UN affirms water is a legal human right

Long overdue, 2 important steps have been taken this year to formalise the human right to water. In July, the UN General Assembly declared that safe and clean drinking water and sanitation constitute a human right essential to the full enjoyment of life and all other human rights. Although no-one voted against the motion, 41 […]

Enrol or update your enrolment without delay

Voting is compulsory in Australia, but only possible if you are enrolled to vote. You don't automatically go on the roll when you turn 18 or acquire citizenship.  You have to enrol by filling out a simple form and sending it to the Australian Electoral Commission.
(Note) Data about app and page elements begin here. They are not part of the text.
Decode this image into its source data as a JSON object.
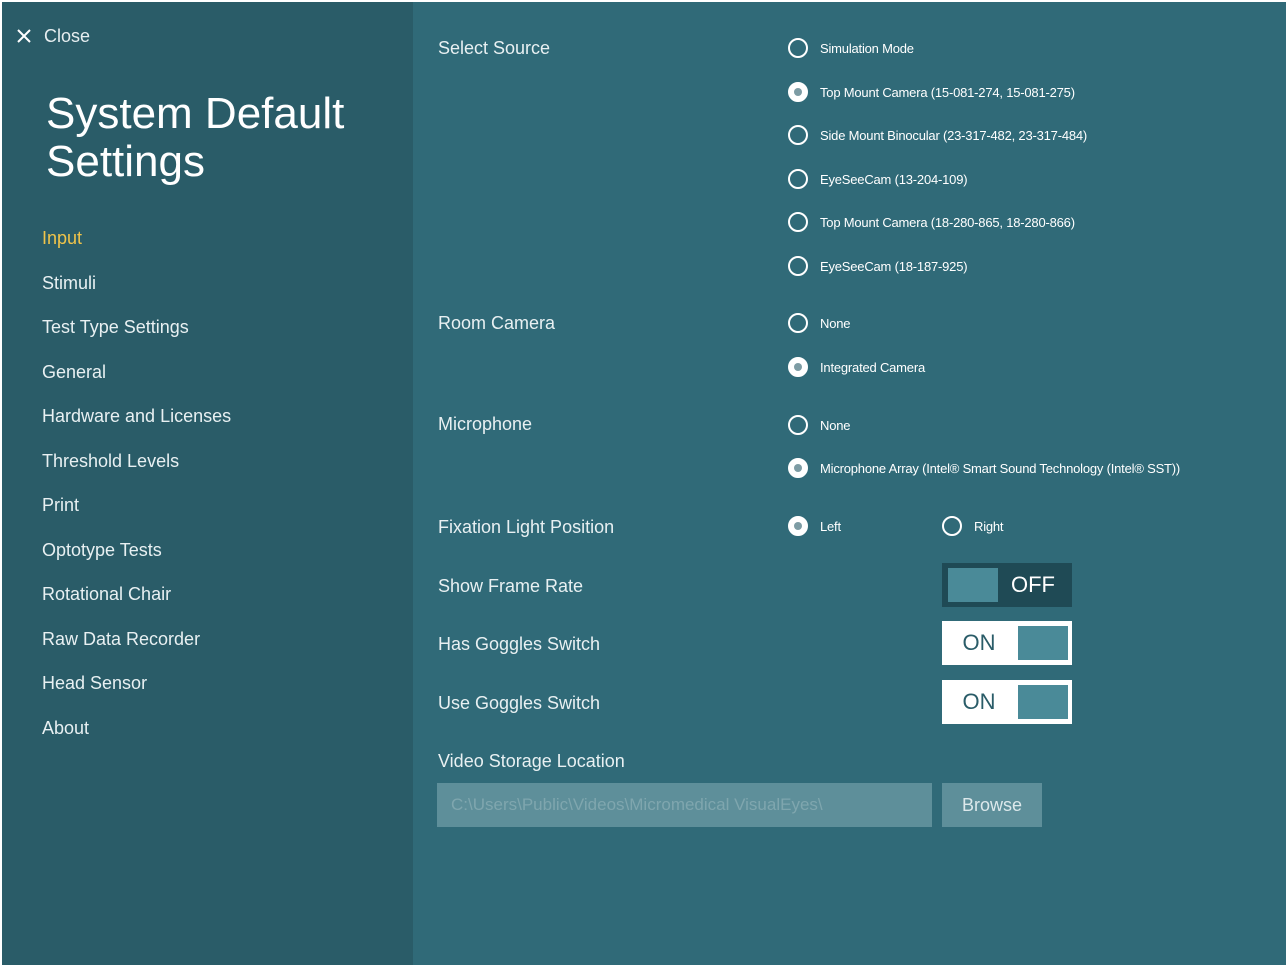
{
  "close": {
    "label": "Close",
    "icon": "close-icon"
  },
  "title": "System Default Settings",
  "nav": [
    {
      "label": "Input",
      "active": true
    },
    {
      "label": "Stimuli",
      "active": false
    },
    {
      "label": "Test Type Settings",
      "active": false
    },
    {
      "label": "General",
      "active": false
    },
    {
      "label": "Hardware and Licenses",
      "active": false
    },
    {
      "label": "Threshold Levels",
      "active": false
    },
    {
      "label": "Print",
      "active": false
    },
    {
      "label": "Optotype Tests",
      "active": false
    },
    {
      "label": "Rotational Chair",
      "active": false
    },
    {
      "label": "Raw Data Recorder",
      "active": false
    },
    {
      "label": "Head Sensor",
      "active": false
    },
    {
      "label": "About",
      "active": false
    }
  ],
  "select_source": {
    "label": "Select Source",
    "options": [
      {
        "label": "Simulation Mode",
        "checked": false
      },
      {
        "label": "Top Mount Camera   (15-081-274, 15-081-275)",
        "checked": true
      },
      {
        "label": "Side Mount Binocular   (23-317-482, 23-317-484)",
        "checked": false
      },
      {
        "label": "EyeSeeCam   (13-204-109)",
        "checked": false
      },
      {
        "label": "Top Mount Camera   (18-280-865, 18-280-866)",
        "checked": false
      },
      {
        "label": "EyeSeeCam   (18-187-925)",
        "checked": false
      }
    ]
  },
  "room_camera": {
    "label": "Room Camera",
    "options": [
      {
        "label": "None",
        "checked": false
      },
      {
        "label": "Integrated Camera",
        "checked": true
      }
    ]
  },
  "microphone": {
    "label": "Microphone",
    "options": [
      {
        "label": "None",
        "checked": false
      },
      {
        "label": "Microphone Array (Intel® Smart Sound Technology (Intel® SST))",
        "checked": true
      }
    ]
  },
  "fixation": {
    "label": "Fixation Light Position",
    "options": [
      {
        "label": "Left",
        "checked": true
      },
      {
        "label": "Right",
        "checked": false
      }
    ]
  },
  "show_frame_rate": {
    "label": "Show Frame Rate",
    "state": "OFF"
  },
  "has_goggles_switch": {
    "label": "Has Goggles Switch",
    "state": "ON"
  },
  "use_goggles_switch": {
    "label": "Use Goggles Switch",
    "state": "ON"
  },
  "video_storage": {
    "label": "Video Storage Location",
    "value": "C:\\Users\\Public\\Videos\\Micromedical VisualEyes\\",
    "browse_label": "Browse"
  },
  "colors": {
    "sidebar": "#2a5c68",
    "main": "#306a78",
    "active_nav": "#f0c44a"
  }
}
Although a national election is imminent, an estimated 1.4 […]

Myths about a Human Rights Act

To further the debate over whether Australia should have laws protecting human rights, the Castan Centre is engaging in a spot of myth-busting: Myth 1: The proposed Human Rights Act would shift decision making to unelected judges who should not have the power to decide what constitutes a breach of human rights. The reality: Australian […]
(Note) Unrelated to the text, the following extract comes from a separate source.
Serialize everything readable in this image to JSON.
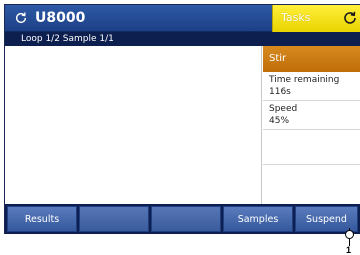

How Australians can take back their rights

Dear National Human Rights Consultation Committee, I would like to submit to the Committee Geoffrey Robertson's Statute of Liberty: How Australians can Take Back their Rights (Vintage, Sydney 2009) in its entirety. I hope he has done so already. I'm sure you have it. I work in human rights, and I thought I had heard […]

Vicki Roach: ‘The Eddie Mabo of electoral law’
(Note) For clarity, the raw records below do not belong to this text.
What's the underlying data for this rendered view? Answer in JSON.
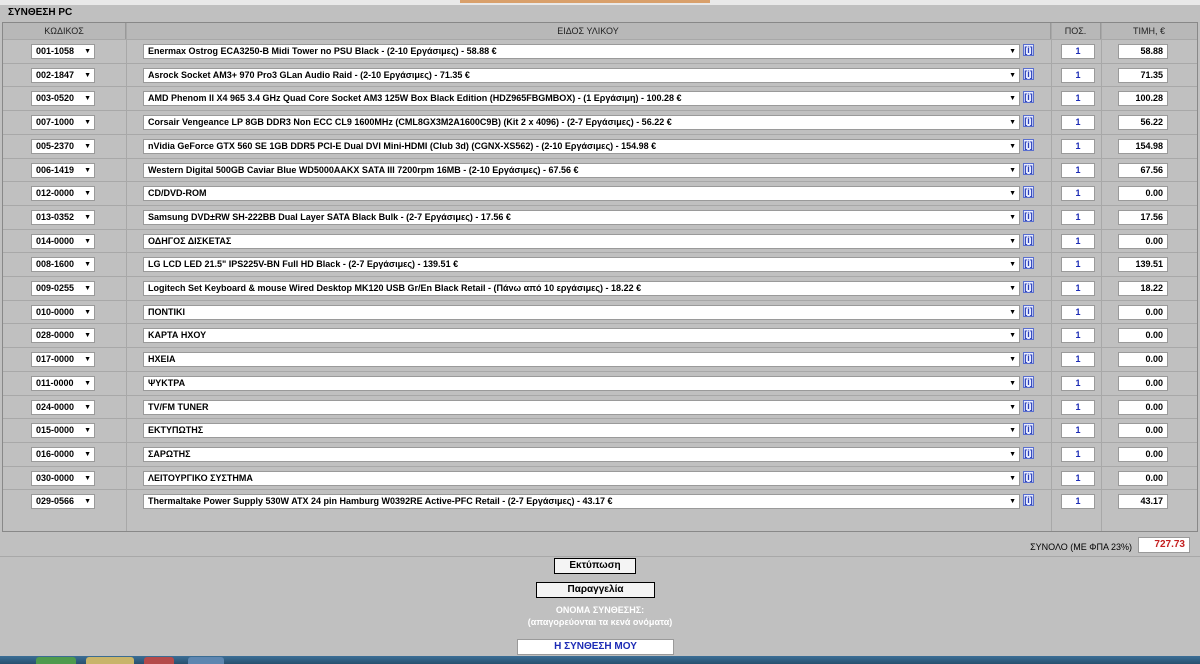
{
  "title": "ΣΥΝΘΕΣΗ PC",
  "headers": {
    "code": "ΚΩΔΙΚΟΣ",
    "item": "ΕΙΔΟΣ ΥΛΙΚΟΥ",
    "qty": "ΠΟΣ.",
    "price": "ΤΙΜΗ, €"
  },
  "info_label": "[i]",
  "rows": [
    {
      "code": "001-1058",
      "item": "Enermax Ostrog ECA3250-B Midi Tower no PSU Black - (2-10 Εργάσιμες) - 58.88 €",
      "qty": "1",
      "price": "58.88"
    },
    {
      "code": "002-1847",
      "item": "Asrock Socket AM3+ 970 Pro3 GLan Audio Raid - (2-10 Εργάσιμες) - 71.35 €",
      "qty": "1",
      "price": "71.35"
    },
    {
      "code": "003-0520",
      "item": "AMD Phenom II X4 965 3.4 GHz Quad Core Socket AM3 125W Box Black Edition (HDZ965FBGMBOX) - (1 Εργάσιμη) - 100.28 €",
      "qty": "1",
      "price": "100.28"
    },
    {
      "code": "007-1000",
      "item": "Corsair Vengeance LP 8GB DDR3 Non ECC CL9 1600MHz (CML8GX3M2A1600C9B) (Kit 2 x 4096) - (2-7 Εργάσιμες) - 56.22 €",
      "qty": "1",
      "price": "56.22"
    },
    {
      "code": "005-2370",
      "item": "nVidia GeForce GTX 560 SE 1GB DDR5 PCI-E Dual DVI Mini-HDMI (Club 3d) (CGNX-XS562) - (2-10 Εργάσιμες) - 154.98 €",
      "qty": "1",
      "price": "154.98"
    },
    {
      "code": "006-1419",
      "item": "Western Digital 500GB Caviar Blue WD5000AAKX SATA III 7200rpm 16MB - (2-10 Εργάσιμες) - 67.56 €",
      "qty": "1",
      "price": "67.56"
    },
    {
      "code": "012-0000",
      "item": "CD/DVD-ROM",
      "qty": "1",
      "price": "0.00"
    },
    {
      "code": "013-0352",
      "item": "Samsung DVD±RW SH-222BB Dual Layer SATA Black Bulk - (2-7 Εργάσιμες) - 17.56 €",
      "qty": "1",
      "price": "17.56"
    },
    {
      "code": "014-0000",
      "item": "ΟΔΗΓΟΣ ΔΙΣΚΕΤΑΣ",
      "qty": "1",
      "price": "0.00"
    },
    {
      "code": "008-1600",
      "item": "LG LCD LED 21.5\" IPS225V-BN Full HD Black - (2-7 Εργάσιμες) - 139.51 €",
      "qty": "1",
      "price": "139.51"
    },
    {
      "code": "009-0255",
      "item": "Logitech Set Keyboard & mouse Wired Desktop MK120 USB Gr/En Black Retail - (Πάνω από 10 εργάσιμες) - 18.22 €",
      "qty": "1",
      "price": "18.22"
    },
    {
      "code": "010-0000",
      "item": "ΠΟΝΤΙΚΙ",
      "qty": "1",
      "price": "0.00"
    },
    {
      "code": "028-0000",
      "item": "ΚΑΡΤΑ ΗΧΟΥ",
      "qty": "1",
      "price": "0.00"
    },
    {
      "code": "017-0000",
      "item": "ΗΧΕΙΑ",
      "qty": "1",
      "price": "0.00"
    },
    {
      "code": "011-0000",
      "item": "ΨΥΚΤΡΑ",
      "qty": "1",
      "price": "0.00"
    },
    {
      "code": "024-0000",
      "item": "TV/FM TUNER",
      "qty": "1",
      "price": "0.00"
    },
    {
      "code": "015-0000",
      "item": "ΕΚΤΥΠΩΤΗΣ",
      "qty": "1",
      "price": "0.00"
    },
    {
      "code": "016-0000",
      "item": "ΣΑΡΩΤΗΣ",
      "qty": "1",
      "price": "0.00"
    },
    {
      "code": "030-0000",
      "item": "ΛΕΙΤΟΥΡΓΙΚΟ ΣΥΣΤΗΜΑ",
      "qty": "1",
      "price": "0.00"
    },
    {
      "code": "029-0566",
      "item": "Thermaltake Power Supply 530W ATX 24 pin Hamburg W0392RE Active-PFC Retail - (2-7 Εργάσιμες) - 43.17 €",
      "qty": "1",
      "price": "43.17"
    }
  ],
  "total": {
    "label": "ΣΥΝΟΛΟ (ΜΕ ΦΠΑ 23%)",
    "value": "727.73"
  },
  "buttons": {
    "print": "Εκτύπωση",
    "order": "Παραγγελία"
  },
  "build_name": {
    "label": "ΟΝΟΜΑ ΣΥΝΘΕΣΗΣ:",
    "hint": "(απαγορεύονται τα κενά ονόματα)",
    "value": "Η ΣΥΝΘΕΣΗ ΜΟΥ"
  },
  "colors": {
    "background": "#c0c0c0",
    "total_value": "#c42020",
    "qty_text": "#1c2bb5"
  }
}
While she was inside, prison authorities refused to allow indigenous activist Vicki Roach to give media interviews about her remarkable 2007 High Court Constitutional challenge.  Instead, she wrote a letter to Anita Barraud of the Australian Broadcasting Corporation outlining some of her arguments: "Excluding us from the democratic process while we are in prison, however […]

Freedom to seek and receive

The Rudd government appears to be delivering on a key election promise: to reform freedom of information (FOI) law in Australia, currently ranked 28th in the world for press freedom. Special Minister for State, John Faulkner (pictured), last week released draft legislation slated to improve Australians' right to seek and receive information from their government. […]

Tax havens: Where the cheats have no shame

For all the high-profile anti-poverty advocacy of its frontman, Bono, Irish rock band U2 has copped a hiding from compatriots for tax evasion in their homeland. Though all four band members live in Ireland, the band's publishing arm relocated to the Netherlands in 2006, after Ireland capped tax-free earnings for artists at €250,000.  Meanwhile, ordinary […]

Even villains have rights

The "villains' charter" debate has reached Australia, it would seem. Reviewing Victoria's Charter of Human Rights and Responsibilities 12 months after it came into effect, the Sunday Herald-Sun's 'star political reporter' Ellen Whinnett wrote last month that the Charter had been "hijacked by criminals." Her view echoes Britain's Daily Mail which attacks the UK's 'disastrous' […]

A hard case

I had a dispiriting conversation with two Australian law graduates this week.  They regard international human rights treaties as 'soft law', that is, not imposing real, binding obligations.  In my book (real and figurative), treaties are 'hard law' (ie., conventions, covenants, protocols and the like), while declarations, recommendations, codes, principles and guidelines remain 'soft' law […]

Australia’s political prisoners

A short documentary has appeared on the internet about Scott Parkin, the nonviolent US peace activist who in 2005 was detained in Australia for 5 days and then deported for being a 'direct or indirect risk to Australian national security.'  Greenpeace Australia's communications director, Dan Cass, is depicted describing Parkin as Australia's first political prisoner. […]